III. Overtime work order

When assessing whether, in a given case, the managing employee is entitled to remuneration for overtime work, it is still necessary to answer a very important question: Did the employer instruct the employee to stay at work longer or was it his own initiative and resulted from the fact that he wanted to take care of everything in the company ? If it turns out that it is the employee who has decided on his own that he wants to stay at work longer, he will not be entitled to remuneration for overtime work. If the employer has decided and instructed the employee to stay longer at work, overtime work should be paid if the above-mentioned conditions are met.

In summary, employment in a managerial position does not mean that such an employee will never be entitled to overtime, and employers seem to forget about it. Additionally, the regulations are often abused by employers. Many times, employers unjustifiably assume that a given employee is an employee employed in a managerial position only because he is relatively high in the structure of the company, and his position has been referred to as the managerial position.
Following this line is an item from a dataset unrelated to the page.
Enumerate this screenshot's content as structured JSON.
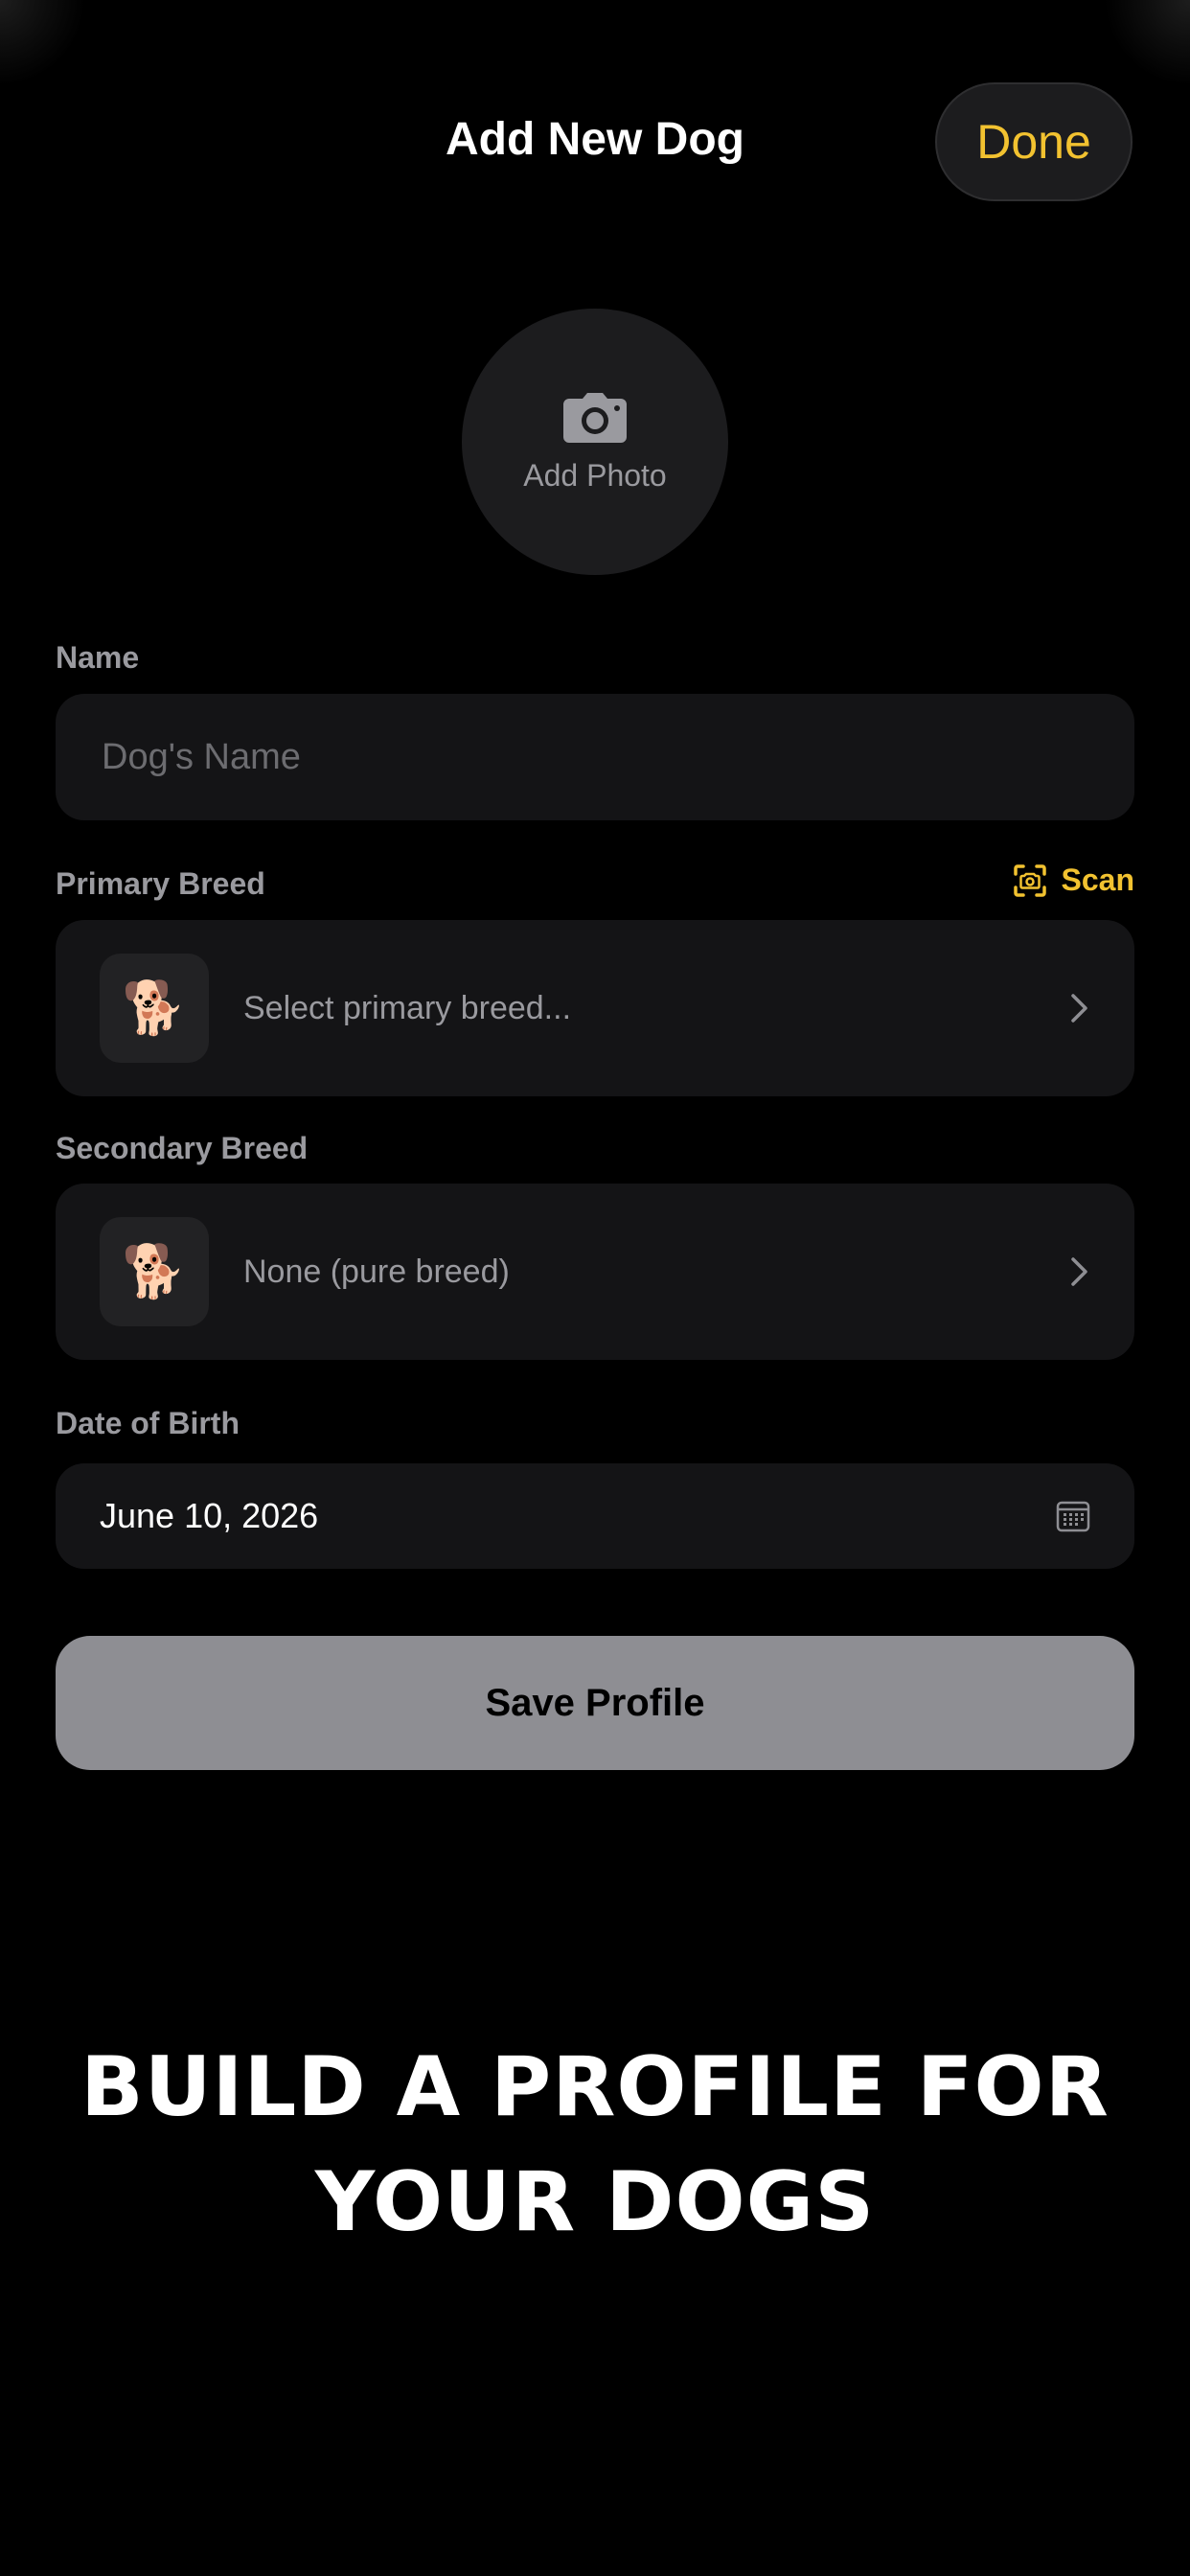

Meanwhile, the refusal to award remuneration for overtime work requires an analysis of whether the position, despite its name, is actually a managerial position.